Page and application data records:
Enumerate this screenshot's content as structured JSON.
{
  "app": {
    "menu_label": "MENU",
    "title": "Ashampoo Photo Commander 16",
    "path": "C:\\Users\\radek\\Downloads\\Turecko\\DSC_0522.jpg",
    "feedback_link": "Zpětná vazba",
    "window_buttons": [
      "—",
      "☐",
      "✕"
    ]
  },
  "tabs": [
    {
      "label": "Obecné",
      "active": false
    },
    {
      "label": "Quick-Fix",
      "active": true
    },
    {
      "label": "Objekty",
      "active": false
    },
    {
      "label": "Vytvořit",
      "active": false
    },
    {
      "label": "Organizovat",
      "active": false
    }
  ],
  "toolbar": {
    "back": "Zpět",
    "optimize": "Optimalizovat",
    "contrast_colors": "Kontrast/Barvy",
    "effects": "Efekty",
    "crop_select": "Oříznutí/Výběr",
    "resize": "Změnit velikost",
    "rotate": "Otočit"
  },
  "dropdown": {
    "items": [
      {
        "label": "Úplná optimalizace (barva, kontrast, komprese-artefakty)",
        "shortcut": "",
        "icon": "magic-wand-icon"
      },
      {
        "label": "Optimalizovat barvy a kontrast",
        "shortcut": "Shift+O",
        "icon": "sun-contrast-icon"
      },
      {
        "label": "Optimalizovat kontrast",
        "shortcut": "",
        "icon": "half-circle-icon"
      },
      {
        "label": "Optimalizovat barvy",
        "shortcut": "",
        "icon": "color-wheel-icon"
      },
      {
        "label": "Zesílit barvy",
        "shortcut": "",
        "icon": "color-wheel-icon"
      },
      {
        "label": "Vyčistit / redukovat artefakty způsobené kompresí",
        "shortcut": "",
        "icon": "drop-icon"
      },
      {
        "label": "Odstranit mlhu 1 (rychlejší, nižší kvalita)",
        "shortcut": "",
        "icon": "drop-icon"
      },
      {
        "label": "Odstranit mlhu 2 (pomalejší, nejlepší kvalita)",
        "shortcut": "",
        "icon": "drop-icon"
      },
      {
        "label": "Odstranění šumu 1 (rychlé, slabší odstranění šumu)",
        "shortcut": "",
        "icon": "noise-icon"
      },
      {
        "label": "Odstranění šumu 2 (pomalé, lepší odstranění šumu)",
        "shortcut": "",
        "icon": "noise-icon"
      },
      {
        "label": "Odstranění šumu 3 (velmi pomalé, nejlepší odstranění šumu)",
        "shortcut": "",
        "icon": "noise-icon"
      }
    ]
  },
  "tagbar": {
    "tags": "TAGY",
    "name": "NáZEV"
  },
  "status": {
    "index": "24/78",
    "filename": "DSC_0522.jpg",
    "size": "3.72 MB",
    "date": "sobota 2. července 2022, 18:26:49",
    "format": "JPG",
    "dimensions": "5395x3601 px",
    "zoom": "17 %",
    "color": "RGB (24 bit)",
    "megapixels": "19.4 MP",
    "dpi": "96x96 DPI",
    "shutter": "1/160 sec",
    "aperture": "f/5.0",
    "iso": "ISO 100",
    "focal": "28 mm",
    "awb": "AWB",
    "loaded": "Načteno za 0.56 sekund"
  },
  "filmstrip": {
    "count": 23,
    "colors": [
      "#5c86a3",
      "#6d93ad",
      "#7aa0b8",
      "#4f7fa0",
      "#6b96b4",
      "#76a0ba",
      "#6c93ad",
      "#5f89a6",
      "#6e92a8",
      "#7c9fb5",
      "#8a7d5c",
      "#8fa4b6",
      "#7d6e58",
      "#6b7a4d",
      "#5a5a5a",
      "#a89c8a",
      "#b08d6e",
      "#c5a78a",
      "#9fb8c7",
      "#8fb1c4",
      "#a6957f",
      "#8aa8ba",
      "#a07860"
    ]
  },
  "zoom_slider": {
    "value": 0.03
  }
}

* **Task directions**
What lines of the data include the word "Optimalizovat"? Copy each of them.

* **Finished task**
    "optimize": "Optimalizovat",
        "label": "Optimalizovat barvy a kontrast",
        "label": "Optimalizovat kontrast",
        "label": "Optimalizovat barvy",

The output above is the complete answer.